The only argument I can see them trying to rely on is 2(g)(i), that to release the information I’m seeking would jeopardise  the “effective conduct of public affairs” by threatening the “free and frank expression of opinions” by staff of the Reserve Bank.   But, as the Bank’s own legal adviser used to tell us, officials (and especially senior ones) are expected to offer free and frank advice, and the mere fact that free and frank advice is offered is not in itself a reason to withhold the information requested.    More specifically, if I was asking for the advice of, say, Dean Ford, or Roger Perry, Willy Chetwin or Geoff Bascand individually it might be a different matter, but this request is simply for the number of votes on each side of an OCR decision.  Officials who would be feel constrained from offering free and frank advice on the appropriate level of OCR by the fact that the numbers favouring each option (jno names) would be published are in the wrong job.  Senior officials are paid to offer expert advice, and that advice is official information.  Aggregate information on the numbers in favour of each option should not be able to be kept secret, after the event, with the protection of the law.

We’ll see shortly if the Bank realizes that this is simply not the sort of information the Act is designed to protect, and makes a virtue of necessity, setting up a new protocol for the regular release of this information with a modest lag.  In fact I suspect they will decide to fight the issue anyway, relying on the delay (apparently shortening) in the Ombudsman’s processes to try to fend off disclosure for a while longer.  If so, it will reinforce a line I’ve used previously: we have a central bank quite happy to be open and transparent about stuff they know almost nothing about (what the OCR might be a couple of years hence) and not at all happy about being open (despite the law) about things they do know about, such as the policy processes they use in coming to decisions.

I will  write about the response when I receive it.  You might wonder about why I devoted so much space to the issue today.  The answer, at least in part, is to try to look at the issue in a relatively detached way, against both the statutory provisions and a former insider’s sense of what might, or might not, be strong arguments.  Sometimes the Bank’s responses to OIA requests simply annoy me, and my initial comments might be flavoured by a tinge of emotion/irritation.  In this post, I’ve tried to look for the arguments they might use, all the time half hoping that, albeit somewhat belatedly, they might finally choose to (follow up on the Governor’s one-off openness) and take some structural steps towards greater transparency.

And why does it matter?  The request was partly a matter of principle.
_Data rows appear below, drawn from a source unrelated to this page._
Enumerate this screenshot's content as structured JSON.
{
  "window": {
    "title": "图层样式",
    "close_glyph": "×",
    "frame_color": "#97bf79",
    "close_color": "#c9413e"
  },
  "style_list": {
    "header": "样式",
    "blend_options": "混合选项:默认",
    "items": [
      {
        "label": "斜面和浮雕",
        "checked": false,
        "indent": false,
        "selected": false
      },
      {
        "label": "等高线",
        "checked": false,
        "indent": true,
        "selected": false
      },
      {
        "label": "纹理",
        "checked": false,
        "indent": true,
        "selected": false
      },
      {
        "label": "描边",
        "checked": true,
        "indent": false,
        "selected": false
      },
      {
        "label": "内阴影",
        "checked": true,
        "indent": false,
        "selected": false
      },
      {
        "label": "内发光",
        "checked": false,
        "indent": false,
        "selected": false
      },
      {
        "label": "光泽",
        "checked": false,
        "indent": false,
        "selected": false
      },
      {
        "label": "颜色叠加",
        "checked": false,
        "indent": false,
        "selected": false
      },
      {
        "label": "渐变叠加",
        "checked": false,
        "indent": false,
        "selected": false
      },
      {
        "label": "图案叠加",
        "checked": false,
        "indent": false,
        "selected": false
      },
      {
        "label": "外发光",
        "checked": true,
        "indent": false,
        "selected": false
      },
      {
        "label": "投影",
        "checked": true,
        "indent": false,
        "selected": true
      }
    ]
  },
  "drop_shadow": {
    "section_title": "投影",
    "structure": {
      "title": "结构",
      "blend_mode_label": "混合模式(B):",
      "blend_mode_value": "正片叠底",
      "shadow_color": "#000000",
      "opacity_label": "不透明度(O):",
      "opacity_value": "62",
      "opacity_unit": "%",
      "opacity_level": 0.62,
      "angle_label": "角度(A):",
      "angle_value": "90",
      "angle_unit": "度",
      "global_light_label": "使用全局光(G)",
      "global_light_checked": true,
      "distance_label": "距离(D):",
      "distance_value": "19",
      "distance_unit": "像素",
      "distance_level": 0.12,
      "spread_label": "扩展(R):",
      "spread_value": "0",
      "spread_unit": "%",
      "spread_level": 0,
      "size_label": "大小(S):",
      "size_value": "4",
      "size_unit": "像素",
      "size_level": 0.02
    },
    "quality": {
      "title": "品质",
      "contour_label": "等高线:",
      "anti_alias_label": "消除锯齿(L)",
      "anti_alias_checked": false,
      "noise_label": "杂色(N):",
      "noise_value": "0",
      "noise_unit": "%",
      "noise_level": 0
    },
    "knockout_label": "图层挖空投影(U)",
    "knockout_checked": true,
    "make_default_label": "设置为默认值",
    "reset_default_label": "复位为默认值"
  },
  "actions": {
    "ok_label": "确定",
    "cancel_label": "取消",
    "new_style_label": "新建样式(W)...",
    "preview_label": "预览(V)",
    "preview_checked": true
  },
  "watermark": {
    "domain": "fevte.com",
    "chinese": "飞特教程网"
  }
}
I believe that this information should be a matter of public record, once the relevant OCR decision has been released.  But I also chose my dates carefully.  From the middle of 2013 (a time when I was still part of the advisory group) the Bank was preparing the ground for its ill-fated 2014 tightening cycle, which was only belatedly reversed over the period since June 2015.  I think we have a right to understand whether the Governor was acting alone, whether he has unanimous support from his advisers, and when any material divergences of view began to open up.  The last few years have been a somewhat inglorious episode in New Zealand’s monetary policy (and for the Reserve Bank), and the Board has done little to provide effective transparent accountability.  Fortunately, the Official Information Act is there to allow citizens to pose their own questions, with a presumptive right to access to official information to enable them to evaluate the performance of powerful officials and their agencies.